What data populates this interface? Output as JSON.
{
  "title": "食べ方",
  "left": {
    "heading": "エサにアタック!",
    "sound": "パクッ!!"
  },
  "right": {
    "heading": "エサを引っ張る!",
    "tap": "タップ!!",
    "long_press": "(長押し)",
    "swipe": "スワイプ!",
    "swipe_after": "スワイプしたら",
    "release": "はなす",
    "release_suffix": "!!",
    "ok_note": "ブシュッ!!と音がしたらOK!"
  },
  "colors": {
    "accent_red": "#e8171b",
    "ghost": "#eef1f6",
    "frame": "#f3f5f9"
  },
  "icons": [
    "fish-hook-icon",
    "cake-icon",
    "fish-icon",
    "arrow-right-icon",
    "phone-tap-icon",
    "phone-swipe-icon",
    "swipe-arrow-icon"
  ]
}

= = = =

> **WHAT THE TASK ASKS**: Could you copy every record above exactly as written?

> **ANSWER TO THIS EXERCISE**:
What data populates this interface? Output as JSON.
{
  "title": "食べ方",
  "left": {
    "heading": "エサにアタック!",
    "sound": "パクッ!!"
  },
  "right": {
    "heading": "エサを引っ張る!",
    "tap": "タップ!!",
    "long_press": "(長押し)",
    "swipe": "スワイプ!",
    "swipe_after": "スワイプしたら",
    "release": "はなす",
    "release_suffix": "!!",
    "ok_note": "ブシュッ!!と音がしたらOK!"
  },
  "colors": {
    "accent_red": "#e8171b",
    "ghost": "#eef1f6",
    "frame": "#f3f5f9"
  },
  "icons": [
    "fish-hook-icon",
    "cake-icon",
    "fish-icon",
    "arrow-right-icon",
    "phone-tap-icon",
    "phone-swipe-icon",
    "swipe-arrow-icon"
  ]
}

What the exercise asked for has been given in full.